Monday, October 3, 2011

Personal Soundtrack: Randy Bachman’s Vinyl Tap Stories (Viking Canada, 2011)

On January 30, 2010, Randy Bachman (formerly of Guess Who and BTO) offered a live, on-stage version of Randy’s Vinyl Tap, the weekly show he does for CBC Radio. On the show, called Guitarology, he talked about the use of guitar in the history of rock’n’roll, playing tracks by the appropriate artists. Then for three consecutive nights in the intimate Glenn Gould Theatre in downtown Toronto, Bachman and his band played live, simulating the original recordings by using the same guitars the original artists used.

This year, Randy has published a collection of stories from the radio show in book form. He has included some of the Guitarology material, as well as other tales gleaned from a lifetime on the road, and in studios.

At the concert, he kicked things off with the Fender Telecaster: playing authentic renditions of Dale Hawkins’ “Susie Q” and Buck Owens’ “Buckaroo”. On “Message in a Bottle” from The Police, Randy said, “this is Andy Summers’ hardest song.  [This riff is comprised of] stacked 5ths. Try doing that for 4 minutes!”  Well, he managed to do it, and then, even more impressive, Bachman managed to take on “We’ve Ended As Lovers” and sound just like Jeff Beck!

Bachman's guitars at Glenn Gould Theatre
On paper you don’t get to hear the songs, but you do get the authentic voice of someone who has been there (and back) telling the stories. The chapter entitled “Randy’s Guitar Shopp” features many of the tales from the concert.  As a teenager in Winnipeg, he met Lenny Breau who gave Bachman some guitar lessons. This led to his interest in jazz guitar. In his autobiography (2000’s Takin’ Care of Business) he mentioned the debt he owed to Breau. His lessons with Breau, and run-ins with Neil Young, are recounted in a chapter called “Lenny, Neil and Me.” His familiarity with the axes, chops and hot licks of players from Chuck Berry to Eric Clapton, comes through in fascinating yarns he spins on the pages of Vinyl Tap Stories.

It’s not Shakespeare, there’s very little poetry here, just Bachman’s authentic rock’n’roll voice. At the end of each chapter, Bachman includes a playlist of the appropriate songs. While, on radio or live, he can simply play that music, on paper it’s up to the reader to provide the soundtrack. The suggested listening lists are useful though. And the lists of Randy’s Favourites at the end are fun. There are song-lists of things like “Randy’s 20 Favourite Food Songs,” or “Randy’s 20 Favourite One-Hit Wonders.”
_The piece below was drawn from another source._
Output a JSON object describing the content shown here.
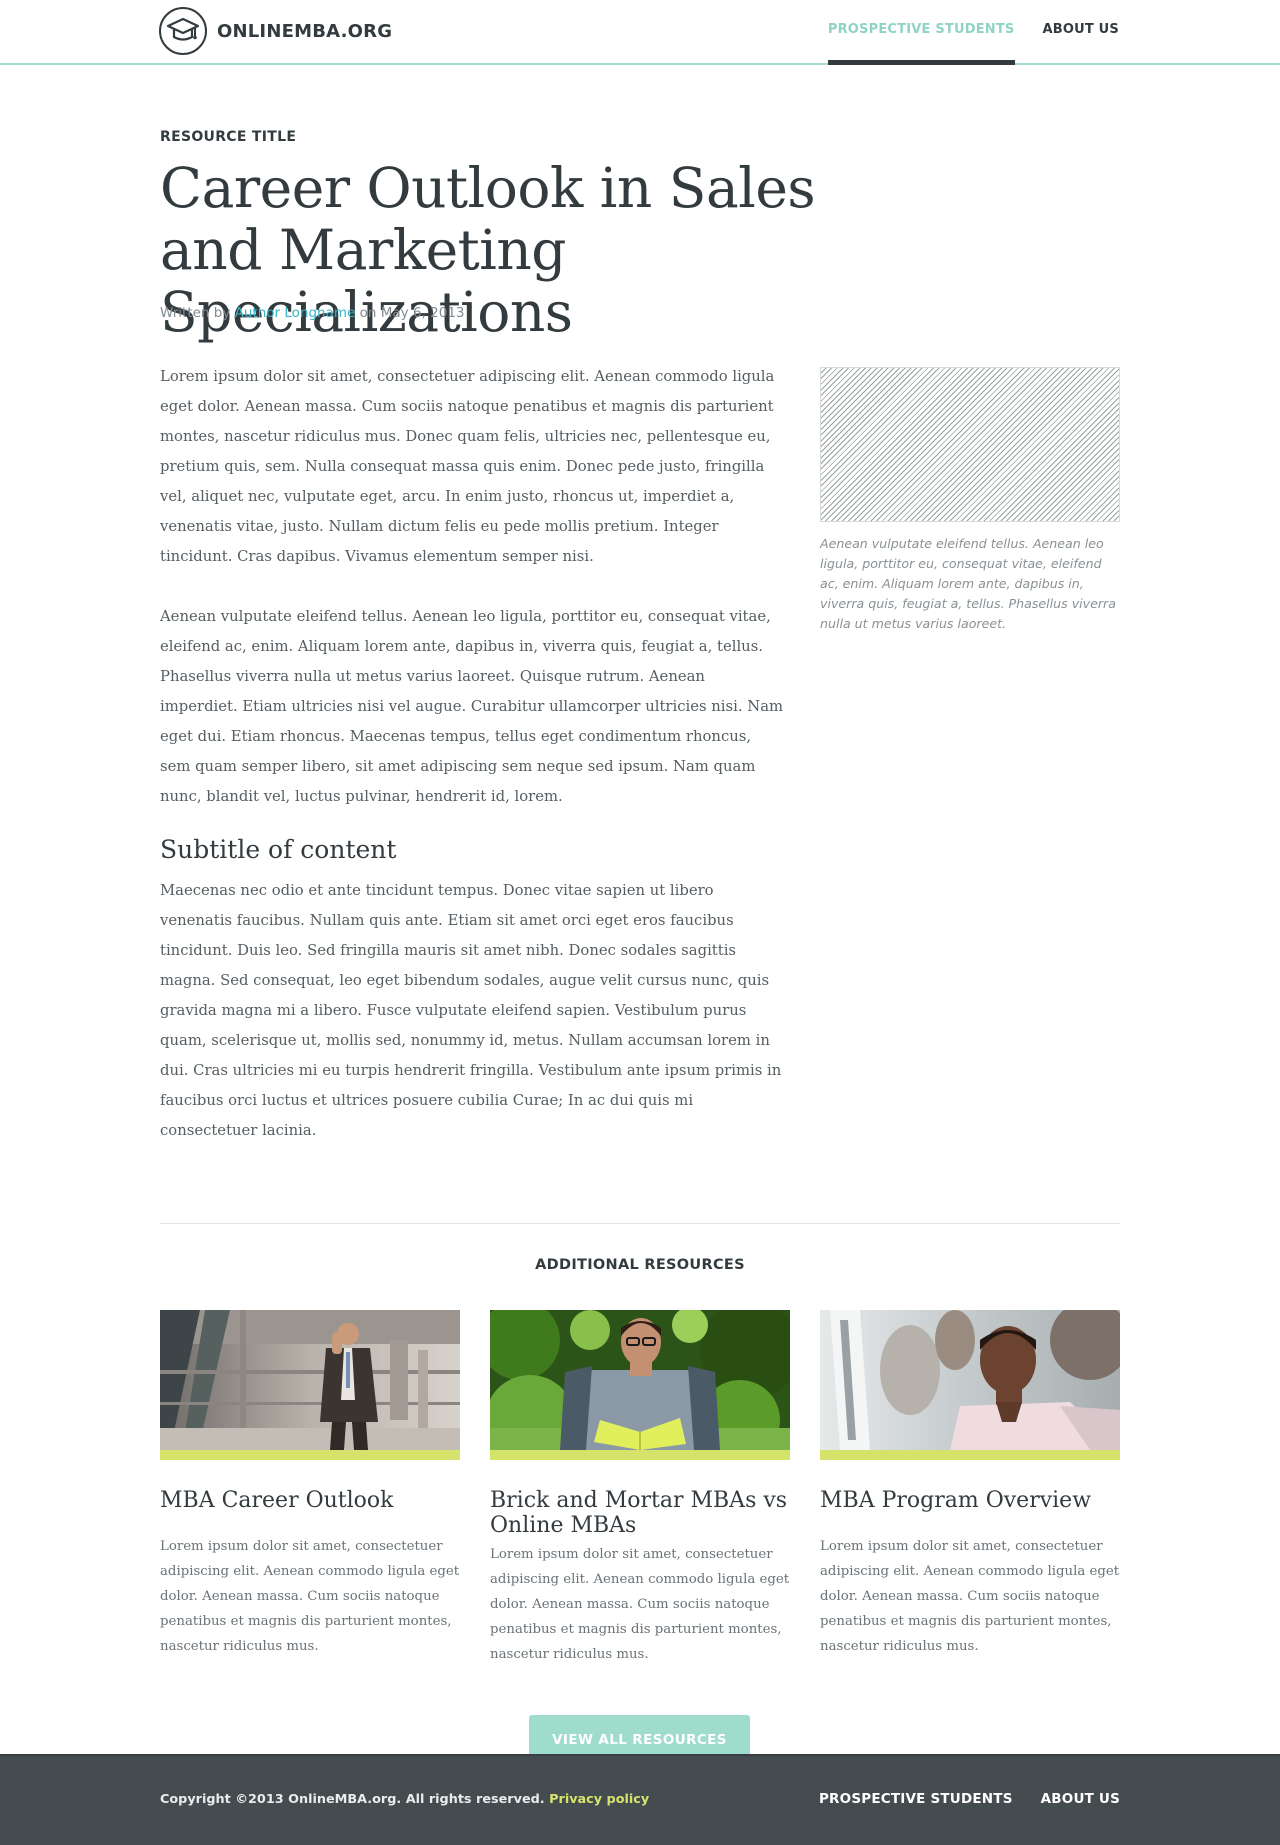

Bachman and Kidney. Photo by Rich Humber
He told a story at the theatre which receives short shrift in the book. He was on a vacation to London, England where he and his wife, Denise McCann, were invited to Abbey Road Studios where Giles Martin was mixing Beatles’ tracks for the LOVE project. “We have all the Beatles’ masters here,” Martin offered. “What would you like to hear?”

“The first chord of “A Hard Day’s Night!” Randy replied. Martin played the track. “George is playing an F with a G on top (on the 12-string ). Paul adds a D note on the Hofner bass (high D on the 12th fret of the D string), and John plays the Fadd9 chord that George is playing, on an acoustic guitar.” The Bachman Band replicated it perfectly, and it’s that kind of story that makes up for any lack of poetry in the written version. Bachman has had those experiences and has the authority to speak about these things.

The night at Glenn Gould ended with a long version of “Stormy Monday” which Denise sang while Randy played all eight guitars he had introduced throughout the show. It was an extraordinary evening and I’m glad I was there!  But if you weren’t, you can capture an echo of it by reading Vinyl Tap Stories, and providing your own soundtrack by using Bachman’s suggestions!

 David Kidney has reviewed for Green Man Review and Sleeping Hedgehog. He published the Rylander Quarterly (a Ry Cooder-based newsletter) for 8 years before turning it into a blog, at He works at McMaster University as Director of Learning Space Development and lives in Dundas with his wife.

1 comment:

  1. "John plays the Fadd9 chord that George is playing, on an acoustic guitar."

    No. He said: "And John's rhythm guitar is a D chord with a sus4, which means he got a G note on it."